A tax that funds health care programs is set to expire at the end of the year -- and a deal to pass a state budget hinges on its fate.
Gov. Tim Walz enlisted the aid of hospital CEOs from around the state on Thursday to help him make his case to continue what's called the provider tax, a 2 percent fee on doctors, hospitals and other health care providers. That tax will sunset on Jan. 1, 2020 without action this year.
Walz and hospital leaders said at a Capitol news conference that undoing the tax will leave a $700 million hole in the state's heath care budget each year, leaving more than one million vulnerable Minnesotans without care.
"It's a mechanism that provides high quality care to Minnesotans regardless of economic background or geography," Walz said.
The tax was conceived 27 years ago by a bipartisan group of legislators trying to find a funding source to help cover health care costs for working Minnesotans who earn too much to qualify for Medical Assistance, the state’s version of Medicaid, but not enough to buy health insurance. Initially, the provider tax paid for the program to cover those individuals, known as MinnesotaCare, which still exists today.
Money from the tax goes into the state's Health Care Access Fund, which also pays for a portion of Medical Assistance.
Lorry Massa is president of the Minnesota Hospital Association, which represents 141 hospitals and systems around the state.
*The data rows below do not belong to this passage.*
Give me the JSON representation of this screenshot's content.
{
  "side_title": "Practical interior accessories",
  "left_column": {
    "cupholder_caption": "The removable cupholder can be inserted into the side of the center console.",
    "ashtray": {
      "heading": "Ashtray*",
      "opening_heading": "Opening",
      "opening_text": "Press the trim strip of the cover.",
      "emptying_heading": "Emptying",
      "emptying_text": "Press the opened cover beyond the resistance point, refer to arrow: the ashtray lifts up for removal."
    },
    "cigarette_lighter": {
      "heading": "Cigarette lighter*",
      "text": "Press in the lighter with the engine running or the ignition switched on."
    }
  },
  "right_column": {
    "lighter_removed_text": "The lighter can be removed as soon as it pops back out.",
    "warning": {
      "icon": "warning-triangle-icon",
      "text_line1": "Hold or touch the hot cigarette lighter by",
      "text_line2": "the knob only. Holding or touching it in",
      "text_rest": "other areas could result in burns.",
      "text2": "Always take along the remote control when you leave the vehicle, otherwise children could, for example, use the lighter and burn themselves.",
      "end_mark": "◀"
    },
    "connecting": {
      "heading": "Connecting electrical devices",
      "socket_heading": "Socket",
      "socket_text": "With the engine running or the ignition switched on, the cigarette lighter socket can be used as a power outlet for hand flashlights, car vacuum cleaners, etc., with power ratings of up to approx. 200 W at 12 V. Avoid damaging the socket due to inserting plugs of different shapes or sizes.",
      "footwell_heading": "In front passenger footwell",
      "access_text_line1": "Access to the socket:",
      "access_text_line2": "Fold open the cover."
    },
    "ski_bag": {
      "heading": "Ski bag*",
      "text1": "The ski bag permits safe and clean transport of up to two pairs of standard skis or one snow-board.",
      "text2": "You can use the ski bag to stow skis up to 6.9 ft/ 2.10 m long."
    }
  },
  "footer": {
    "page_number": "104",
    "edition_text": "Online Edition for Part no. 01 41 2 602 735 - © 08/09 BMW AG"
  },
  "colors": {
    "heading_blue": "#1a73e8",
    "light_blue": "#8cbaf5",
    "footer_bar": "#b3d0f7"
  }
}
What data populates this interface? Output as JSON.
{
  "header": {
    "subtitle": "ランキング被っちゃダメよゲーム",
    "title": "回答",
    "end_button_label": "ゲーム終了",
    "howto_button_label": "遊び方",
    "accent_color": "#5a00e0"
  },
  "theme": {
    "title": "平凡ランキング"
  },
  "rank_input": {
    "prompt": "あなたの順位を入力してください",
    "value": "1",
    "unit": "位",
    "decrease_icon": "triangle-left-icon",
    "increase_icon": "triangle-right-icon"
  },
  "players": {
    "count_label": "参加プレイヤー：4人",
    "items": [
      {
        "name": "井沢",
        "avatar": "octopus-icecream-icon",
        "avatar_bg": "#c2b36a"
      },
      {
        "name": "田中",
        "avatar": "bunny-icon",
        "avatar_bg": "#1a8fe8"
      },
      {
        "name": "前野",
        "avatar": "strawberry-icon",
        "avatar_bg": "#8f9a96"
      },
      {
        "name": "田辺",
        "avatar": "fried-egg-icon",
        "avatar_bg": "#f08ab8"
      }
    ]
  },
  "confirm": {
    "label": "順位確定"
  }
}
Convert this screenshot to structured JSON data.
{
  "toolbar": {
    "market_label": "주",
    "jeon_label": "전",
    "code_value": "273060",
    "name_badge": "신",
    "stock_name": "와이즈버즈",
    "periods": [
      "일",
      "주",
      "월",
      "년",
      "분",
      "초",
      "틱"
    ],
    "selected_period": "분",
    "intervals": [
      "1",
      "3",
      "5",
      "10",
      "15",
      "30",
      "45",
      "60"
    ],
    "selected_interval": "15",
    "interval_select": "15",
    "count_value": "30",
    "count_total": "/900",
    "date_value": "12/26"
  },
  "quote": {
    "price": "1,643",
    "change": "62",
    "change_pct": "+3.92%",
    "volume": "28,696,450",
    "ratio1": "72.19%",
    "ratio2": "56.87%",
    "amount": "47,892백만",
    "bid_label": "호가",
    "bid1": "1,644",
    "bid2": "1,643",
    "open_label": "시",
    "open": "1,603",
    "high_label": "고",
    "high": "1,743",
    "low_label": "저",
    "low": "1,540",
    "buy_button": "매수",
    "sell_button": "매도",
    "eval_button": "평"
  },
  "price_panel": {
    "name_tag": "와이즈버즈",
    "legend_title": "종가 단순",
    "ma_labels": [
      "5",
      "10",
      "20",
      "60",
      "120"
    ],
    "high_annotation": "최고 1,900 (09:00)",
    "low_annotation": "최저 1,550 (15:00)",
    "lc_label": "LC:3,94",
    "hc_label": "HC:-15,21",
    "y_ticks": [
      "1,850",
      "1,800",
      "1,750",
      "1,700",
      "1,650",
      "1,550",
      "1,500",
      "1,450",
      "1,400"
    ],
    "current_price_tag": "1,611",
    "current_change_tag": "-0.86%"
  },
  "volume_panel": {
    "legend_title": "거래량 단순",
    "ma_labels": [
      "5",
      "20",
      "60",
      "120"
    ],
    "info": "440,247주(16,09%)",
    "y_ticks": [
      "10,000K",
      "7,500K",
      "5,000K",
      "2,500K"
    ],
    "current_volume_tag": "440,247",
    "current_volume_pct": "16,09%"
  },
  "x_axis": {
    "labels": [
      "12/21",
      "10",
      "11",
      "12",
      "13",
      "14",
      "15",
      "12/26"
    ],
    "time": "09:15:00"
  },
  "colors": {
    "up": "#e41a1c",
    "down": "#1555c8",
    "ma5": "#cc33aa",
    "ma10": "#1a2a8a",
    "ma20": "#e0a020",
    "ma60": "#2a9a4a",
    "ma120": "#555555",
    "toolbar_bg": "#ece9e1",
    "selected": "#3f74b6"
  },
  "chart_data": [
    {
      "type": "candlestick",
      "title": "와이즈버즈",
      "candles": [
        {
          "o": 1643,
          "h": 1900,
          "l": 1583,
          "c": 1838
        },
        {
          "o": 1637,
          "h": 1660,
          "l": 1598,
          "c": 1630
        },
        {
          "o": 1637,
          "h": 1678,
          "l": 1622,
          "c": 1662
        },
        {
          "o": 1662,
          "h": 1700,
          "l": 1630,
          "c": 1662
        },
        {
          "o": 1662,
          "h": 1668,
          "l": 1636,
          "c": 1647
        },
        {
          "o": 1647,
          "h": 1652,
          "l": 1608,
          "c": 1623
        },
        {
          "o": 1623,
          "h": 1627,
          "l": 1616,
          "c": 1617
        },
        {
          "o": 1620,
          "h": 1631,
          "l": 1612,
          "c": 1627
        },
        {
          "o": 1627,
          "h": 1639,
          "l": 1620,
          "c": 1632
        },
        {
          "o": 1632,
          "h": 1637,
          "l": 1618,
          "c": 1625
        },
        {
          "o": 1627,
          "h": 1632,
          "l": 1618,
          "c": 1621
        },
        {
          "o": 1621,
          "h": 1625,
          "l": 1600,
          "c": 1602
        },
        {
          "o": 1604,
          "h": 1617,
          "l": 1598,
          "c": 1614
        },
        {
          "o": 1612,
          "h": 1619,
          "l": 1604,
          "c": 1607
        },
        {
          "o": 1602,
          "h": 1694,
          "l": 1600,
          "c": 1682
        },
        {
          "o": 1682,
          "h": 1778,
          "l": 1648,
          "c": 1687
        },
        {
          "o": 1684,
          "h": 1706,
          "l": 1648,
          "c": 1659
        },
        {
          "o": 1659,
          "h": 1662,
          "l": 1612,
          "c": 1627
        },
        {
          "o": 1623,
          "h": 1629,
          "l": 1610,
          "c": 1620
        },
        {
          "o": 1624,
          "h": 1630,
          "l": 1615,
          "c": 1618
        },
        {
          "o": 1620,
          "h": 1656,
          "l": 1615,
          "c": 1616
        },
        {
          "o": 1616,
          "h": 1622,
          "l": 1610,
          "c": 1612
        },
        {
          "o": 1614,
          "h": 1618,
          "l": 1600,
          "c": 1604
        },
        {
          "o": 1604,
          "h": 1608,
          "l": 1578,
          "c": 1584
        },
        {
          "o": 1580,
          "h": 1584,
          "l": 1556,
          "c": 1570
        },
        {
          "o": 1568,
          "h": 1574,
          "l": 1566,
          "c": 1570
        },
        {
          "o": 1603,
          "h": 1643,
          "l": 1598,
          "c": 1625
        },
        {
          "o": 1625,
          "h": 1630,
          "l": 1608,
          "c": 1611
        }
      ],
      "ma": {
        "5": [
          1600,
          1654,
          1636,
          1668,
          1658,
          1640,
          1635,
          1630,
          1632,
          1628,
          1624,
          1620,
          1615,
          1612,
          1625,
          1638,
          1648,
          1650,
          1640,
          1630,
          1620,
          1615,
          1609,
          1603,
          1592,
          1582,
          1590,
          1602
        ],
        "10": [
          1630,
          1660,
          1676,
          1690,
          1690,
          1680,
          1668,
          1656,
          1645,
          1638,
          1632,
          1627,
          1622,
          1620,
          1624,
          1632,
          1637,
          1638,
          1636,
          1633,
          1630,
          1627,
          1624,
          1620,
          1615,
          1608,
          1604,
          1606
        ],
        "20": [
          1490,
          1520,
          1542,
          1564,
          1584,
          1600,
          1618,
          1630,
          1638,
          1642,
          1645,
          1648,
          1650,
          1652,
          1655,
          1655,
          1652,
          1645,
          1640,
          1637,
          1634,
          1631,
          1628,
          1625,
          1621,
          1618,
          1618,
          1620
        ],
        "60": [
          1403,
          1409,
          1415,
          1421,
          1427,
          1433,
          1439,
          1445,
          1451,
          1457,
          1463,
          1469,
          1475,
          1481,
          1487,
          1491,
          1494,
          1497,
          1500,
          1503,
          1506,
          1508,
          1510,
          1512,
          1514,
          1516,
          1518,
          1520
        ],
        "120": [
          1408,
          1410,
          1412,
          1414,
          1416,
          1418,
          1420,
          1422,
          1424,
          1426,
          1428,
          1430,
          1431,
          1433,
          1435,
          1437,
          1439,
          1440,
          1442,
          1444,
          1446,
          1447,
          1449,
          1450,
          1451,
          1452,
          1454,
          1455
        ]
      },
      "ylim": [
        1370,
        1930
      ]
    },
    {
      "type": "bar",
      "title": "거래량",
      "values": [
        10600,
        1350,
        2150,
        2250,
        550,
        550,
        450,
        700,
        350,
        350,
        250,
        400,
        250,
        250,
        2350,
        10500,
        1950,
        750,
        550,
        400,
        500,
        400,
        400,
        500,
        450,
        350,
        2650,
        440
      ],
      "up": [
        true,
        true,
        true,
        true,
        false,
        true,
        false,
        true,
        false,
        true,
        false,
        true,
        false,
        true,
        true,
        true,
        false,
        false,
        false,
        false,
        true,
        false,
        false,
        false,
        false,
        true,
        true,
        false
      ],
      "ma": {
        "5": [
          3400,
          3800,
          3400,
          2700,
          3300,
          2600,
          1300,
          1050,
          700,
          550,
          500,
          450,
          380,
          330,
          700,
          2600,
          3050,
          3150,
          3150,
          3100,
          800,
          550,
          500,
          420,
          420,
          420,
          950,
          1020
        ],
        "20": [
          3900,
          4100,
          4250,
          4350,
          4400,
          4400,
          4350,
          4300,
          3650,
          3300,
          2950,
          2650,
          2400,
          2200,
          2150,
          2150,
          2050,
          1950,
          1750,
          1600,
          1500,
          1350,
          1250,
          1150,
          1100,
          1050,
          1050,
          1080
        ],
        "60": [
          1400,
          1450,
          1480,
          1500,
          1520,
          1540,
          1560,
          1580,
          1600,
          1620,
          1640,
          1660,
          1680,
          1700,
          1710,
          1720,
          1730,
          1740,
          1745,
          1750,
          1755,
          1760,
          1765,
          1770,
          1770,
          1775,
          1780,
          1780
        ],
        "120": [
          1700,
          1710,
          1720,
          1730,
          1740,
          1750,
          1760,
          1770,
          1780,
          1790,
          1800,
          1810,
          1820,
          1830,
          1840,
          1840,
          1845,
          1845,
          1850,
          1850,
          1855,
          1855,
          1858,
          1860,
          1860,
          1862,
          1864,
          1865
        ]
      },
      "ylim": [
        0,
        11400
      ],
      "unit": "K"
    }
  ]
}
He admitted his group was initially resistant to the provider tax.
"[We] forcefully opposed it. After it went into effect, we actively tried to repeal it," Massa said. "Then, as time went on, we begrudgingly accepted it, and over time we saw how it enabled working families, people who couldn't get health insurance through their employers or couldn't afford to buy it on their own, to get coverage through MinnesotaCare. Our view on the tax has changed."
During the 2011 state government shutdown, Republican legislative leaders and Gov. Mark Dayton agreed to sunset the tax, in part because of an infusion of federal money that came with the Affordable Care Act helped pay for MinnesotaCare.
Republicans have affectionately dubbed the provider tax the “sick tax," arguing it trickles down to Minnesotans in their medical bills. They also question whether the fund has strayed too far from its initial purpose of paying for MinnesotaCare because federal money helps support that now. The provider tax is now used, in part, to help cover a growing number of people on Medical Assistance.
"Let's pass the two-year budget with the resources we have, we have a billion dollars in surplus, and we can absolutely do it," Republican Senate Majority Leader Paul Gazelka said. "But that will be the big discussion over the next three weeks."
Walz and other Democrats note that there is uncertainty about the ACA. Just this week the Trump Administration argued in a federal appeals court filing that the signature Obama-era legislation was unconstitutional and should be struck down.
The Legislature is required to adjourn its session by May 20. Lawmakers still need to find agreement on a two-year, roughly $48 billion state budget, and continuing the tax has become one of the biggest sticking points in negotiations.
"We have two and a half weeks left, we can't go forward and begin negotiating with this big question mark," Department of Human Services Commissioner Tony Lourey said. "Is this funding stream going to continue or not? It needs to continue and we have to get over this hurdle."